(Dataset items)

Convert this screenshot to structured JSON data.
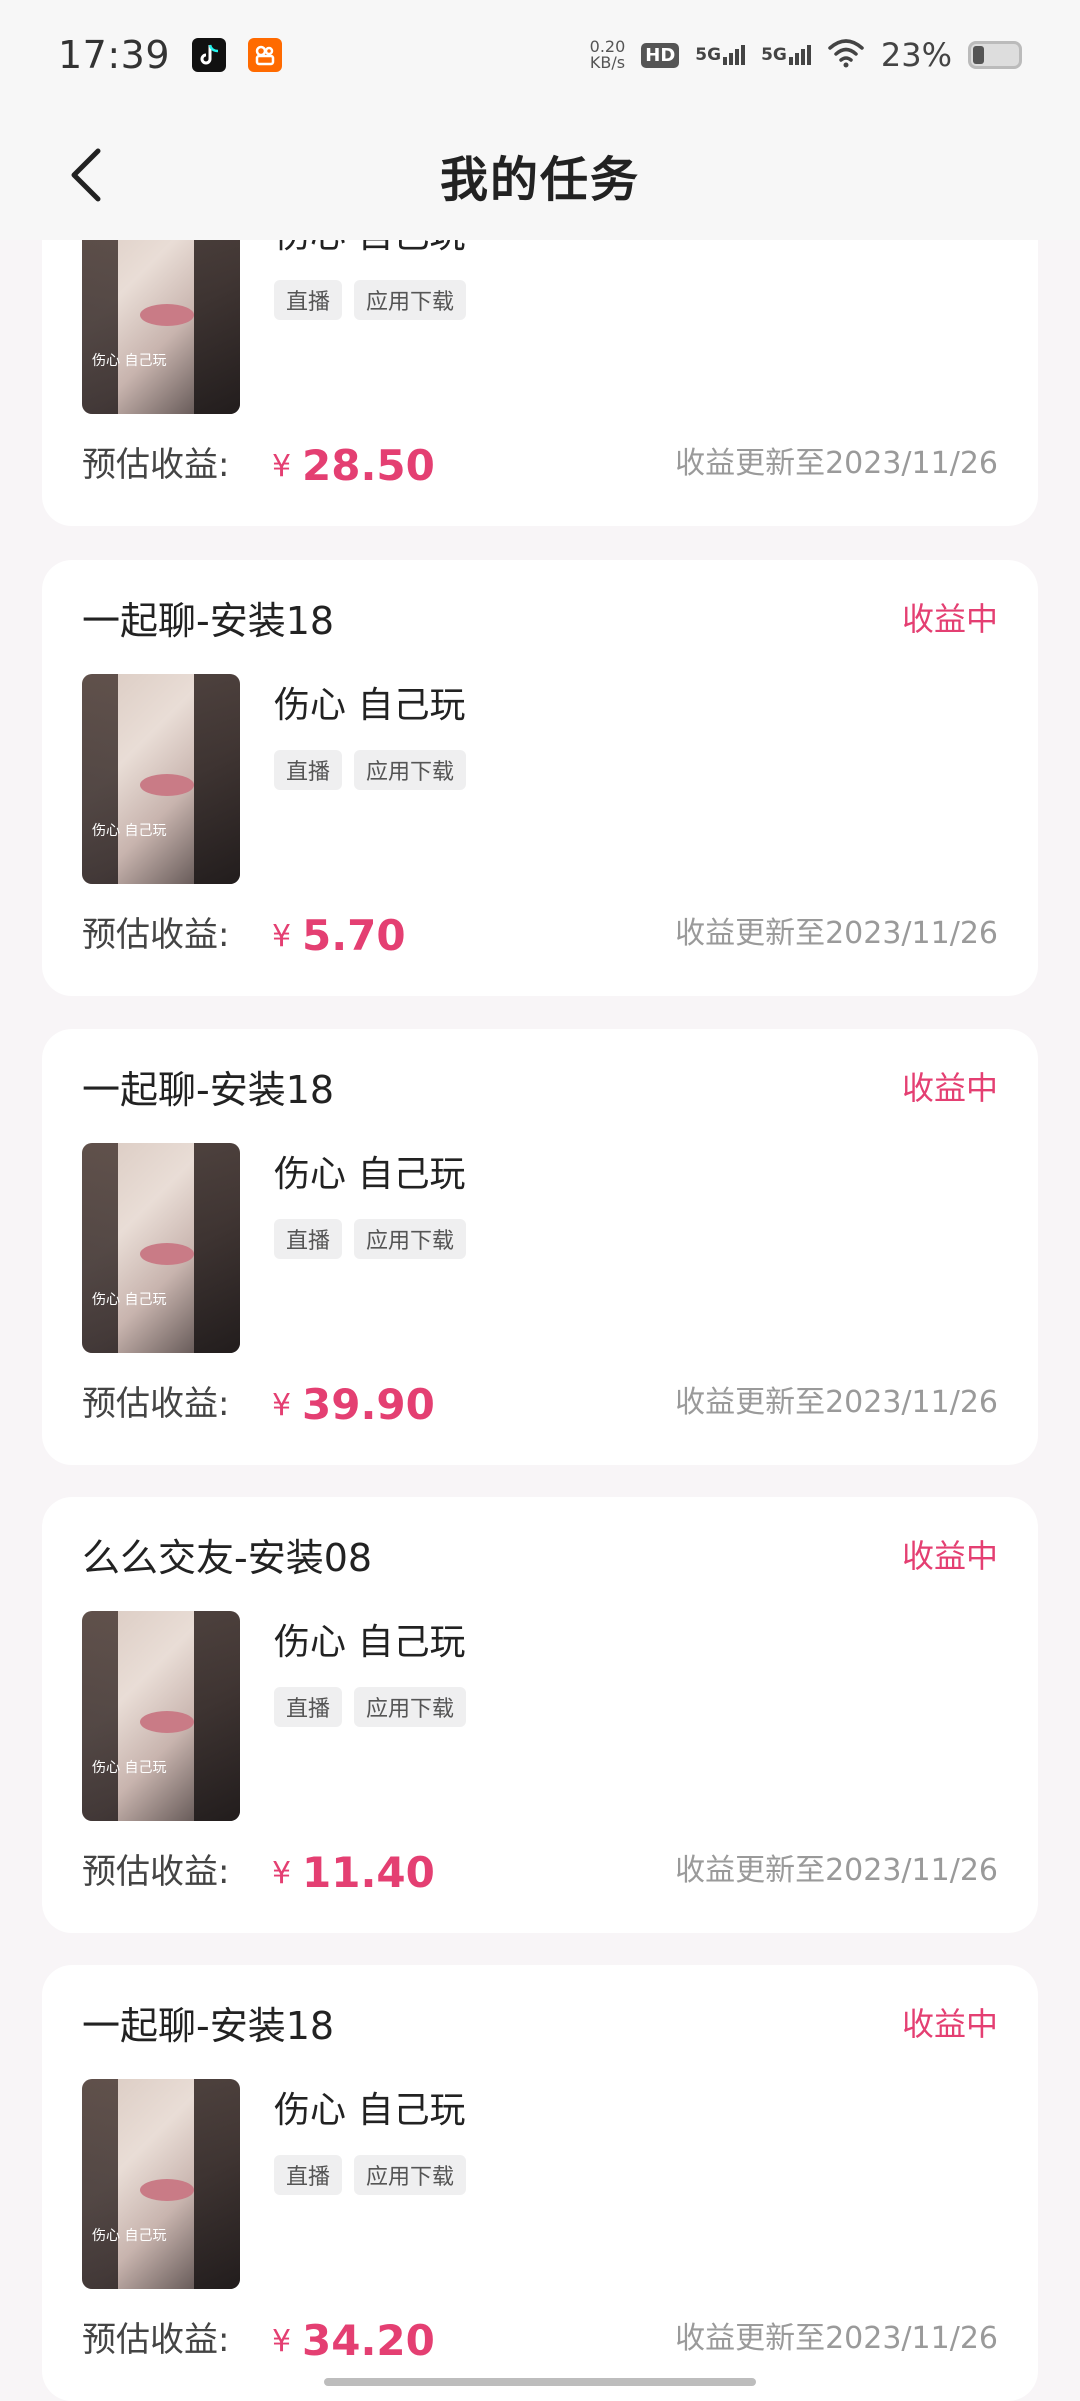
{
  "status_bar": {
    "time": "17:39",
    "netspeed_value": "0.20",
    "netspeed_unit": "KB/s",
    "hd_label": "HD",
    "network_1": "5G",
    "network_2": "5G",
    "battery_pct": "23%"
  },
  "nav": {
    "title": "我的任务"
  },
  "tasks": [
    {
      "title": "",
      "status": "",
      "video_title": "伤心 自己玩",
      "thumb_caption": "伤心 自己玩",
      "tags": [
        "直播",
        "应用下载"
      ],
      "earn_label": "预估收益:",
      "currency": "¥",
      "earnings": "28.50",
      "update_text": "收益更新至2023/11/26"
    },
    {
      "title": "一起聊-安装18",
      "status": "收益中",
      "video_title": "伤心 自己玩",
      "thumb_caption": "伤心 自己玩",
      "tags": [
        "直播",
        "应用下载"
      ],
      "earn_label": "预估收益:",
      "currency": "¥",
      "earnings": "5.70",
      "update_text": "收益更新至2023/11/26"
    },
    {
      "title": "一起聊-安装18",
      "status": "收益中",
      "video_title": "伤心 自己玩",
      "thumb_caption": "伤心 自己玩",
      "tags": [
        "直播",
        "应用下载"
      ],
      "earn_label": "预估收益:",
      "currency": "¥",
      "earnings": "39.90",
      "update_text": "收益更新至2023/11/26"
    },
    {
      "title": "么么交友-安装08",
      "status": "收益中",
      "video_title": "伤心 自己玩",
      "thumb_caption": "伤心 自己玩",
      "tags": [
        "直播",
        "应用下载"
      ],
      "earn_label": "预估收益:",
      "currency": "¥",
      "earnings": "11.40",
      "update_text": "收益更新至2023/11/26"
    },
    {
      "title": "一起聊-安装18",
      "status": "收益中",
      "video_title": "伤心 自己玩",
      "thumb_caption": "伤心 自己玩",
      "tags": [
        "直播",
        "应用下载"
      ],
      "earn_label": "预估收益:",
      "currency": "¥",
      "earnings": "34.20",
      "update_text": "收益更新至2023/11/26"
    }
  ],
  "colors": {
    "accent": "#e43f72",
    "background": "#f8f5f7",
    "card": "#ffffff"
  }
}
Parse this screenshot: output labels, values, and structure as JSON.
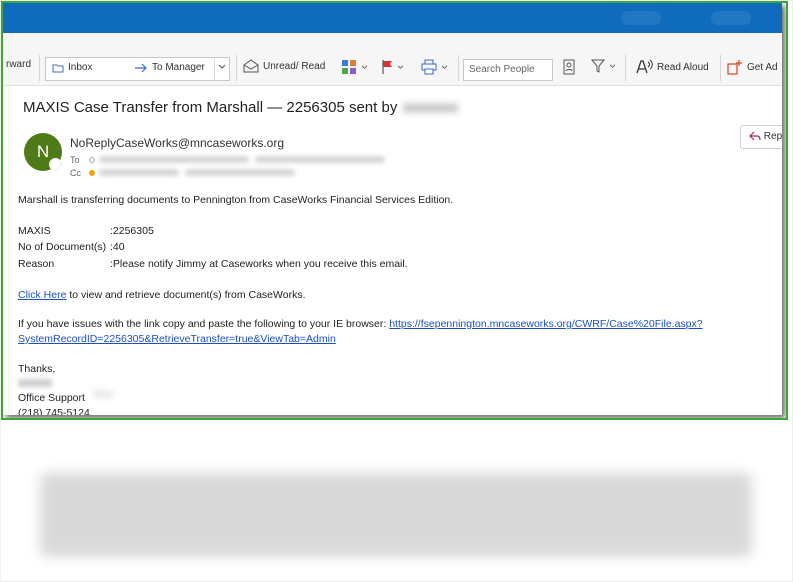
{
  "ribbon": {
    "forward_label": "rward",
    "quick_steps": {
      "inbox_label": "Inbox",
      "to_manager_label": "To Manager"
    },
    "unread_read_label": "Unread/ Read",
    "search_people_placeholder": "Search People",
    "read_aloud_label": "Read Aloud",
    "get_addins_label": "Get Ad"
  },
  "message": {
    "subject": "MAXIS Case Transfer from Marshall — 2256305 sent by",
    "sender_initial": "N",
    "sender_email": "NoReplyCaseWorks@mncaseworks.org",
    "to_label": "To",
    "cc_label": "Cc",
    "reply_label": "Rep"
  },
  "body": {
    "intro": "Marshall is transferring documents to Pennington from CaseWorks Financial Services Edition.",
    "fields": [
      {
        "key": "MAXIS",
        "value": ":2256305"
      },
      {
        "key": "No of Document(s)",
        "value": ":40"
      },
      {
        "key": "Reason",
        "value": ":Please notify Jimmy at Caseworks when you receive this email."
      }
    ],
    "click_here": "Click Here",
    "click_here_rest": " to view and retrieve document(s) from CaseWorks.",
    "issues_text": "If you have issues with the link copy and paste the following to your IE browser: ",
    "link_part1": "https://fsepennington.mncaseworks.org/CWRF/Case%20File.aspx?",
    "link_part2": "SystemRecordID=2256305&RetrieveTransfer=true&ViewTab=Admin",
    "thanks": "Thanks,",
    "office": "Office Support",
    "phone": "(218) 745-5124"
  },
  "colors": {
    "titlebar": "#0f6cbd",
    "avatar": "#4e7a18",
    "link": "#1a4fc4",
    "frame": "#3aa832"
  }
}
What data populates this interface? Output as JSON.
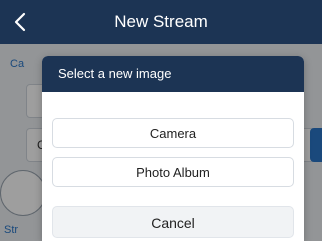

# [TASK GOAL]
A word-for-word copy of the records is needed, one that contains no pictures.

# [WRITTEN ANSWER]
Convert this screenshot to structured JSON data.
{
  "status_bar": {
    "time": "17:39",
    "netspeed_value": "0.20",
    "netspeed_unit": "KB/s",
    "hd_label": "HD",
    "network_1": "5G",
    "network_2": "5G",
    "battery_pct": "23%"
  },
  "nav": {
    "title": "我的任务"
  },
  "tasks": [
    {
      "title": "",
      "status": "",
      "video_title": "伤心 自己玩",
      "thumb_caption": "伤心 自己玩",
      "tags": [
        "直播",
        "应用下载"
      ],
      "earn_label": "预估收益:",
      "currency": "¥",
      "earnings": "28.50",
      "update_text": "收益更新至2023/11/26"
    },
    {
      "title": "一起聊-安装18",
      "status": "收益中",
      "video_title": "伤心 自己玩",
      "thumb_caption": "伤心 自己玩",
      "tags": [
        "直播",
        "应用下载"
      ],
      "earn_label": "预估收益:",
      "currency": "¥",
      "earnings": "5.70",
      "update_text": "收益更新至2023/11/26"
    },
    {
      "title": "一起聊-安装18",
      "status": "收益中",
      "video_title": "伤心 自己玩",
      "thumb_caption": "伤心 自己玩",
      "tags": [
        "直播",
        "应用下载"
      ],
      "earn_label": "预估收益:",
      "currency": "¥",
      "earnings": "39.90",
      "update_text": "收益更新至2023/11/26"
    },
    {
      "title": "么么交友-安装08",
      "status": "收益中",
      "video_title": "伤心 自己玩",
      "thumb_caption": "伤心 自己玩",
      "tags": [
        "直播",
        "应用下载"
      ],
      "earn_label": "预估收益:",
      "currency": "¥",
      "earnings": "11.40",
      "update_text": "收益更新至2023/11/26"
    },
    {
      "title": "一起聊-安装18",
      "status": "收益中",
      "video_title": "伤心 自己玩",
      "thumb_caption": "伤心 自己玩",
      "tags": [
        "直播",
        "应用下载"
      ],
      "earn_label": "预估收益:",
      "currency": "¥",
      "earnings": "34.20",
      "update_text": "收益更新至2023/11/26"
    }
  ],
  "colors": {
    "accent": "#e43f72",
    "background": "#f8f5f7",
    "card": "#ffffff"
  }
}
Parse this screenshot: output labels, values, and structure as JSON.
{
  "ribbon": {
    "forward_label": "rward",
    "quick_steps": {
      "inbox_label": "Inbox",
      "to_manager_label": "To Manager"
    },
    "unread_read_label": "Unread/ Read",
    "search_people_placeholder": "Search People",
    "read_aloud_label": "Read Aloud",
    "get_addins_label": "Get Ad"
  },
  "message": {
    "subject": "MAXIS Case Transfer from Marshall — 2256305 sent by",
    "sender_initial": "N",
    "sender_email": "NoReplyCaseWorks@mncaseworks.org",
    "to_label": "To",
    "cc_label": "Cc",
    "reply_label": "Rep"
  },
  "body": {
    "intro": "Marshall is transferring documents to Pennington from CaseWorks Financial Services Edition.",
    "fields": [
      {
        "key": "MAXIS",
        "value": ":2256305"
      },
      {
        "key": "No of Document(s)",
        "value": ":40"
      },
      {
        "key": "Reason",
        "value": ":Please notify Jimmy at Caseworks when you receive this email."
      }
    ],
    "click_here": "Click Here",
    "click_here_rest": " to view and retrieve document(s) from CaseWorks.",
    "issues_text": "If you have issues with the link copy and paste the following to your IE browser: ",
    "link_part1": "https://fsepennington.mncaseworks.org/CWRF/Case%20File.aspx?",
    "link_part2": "SystemRecordID=2256305&RetrieveTransfer=true&ViewTab=Admin",
    "thanks": "Thanks,",
    "office": "Office Support",
    "phone": "(218) 745-5124"
  },
  "colors": {
    "titlebar": "#0f6cbd",
    "avatar": "#4e7a18",
    "link": "#1a4fc4",
    "frame": "#3aa832"
  }
}
What data populates this interface? Output as JSON.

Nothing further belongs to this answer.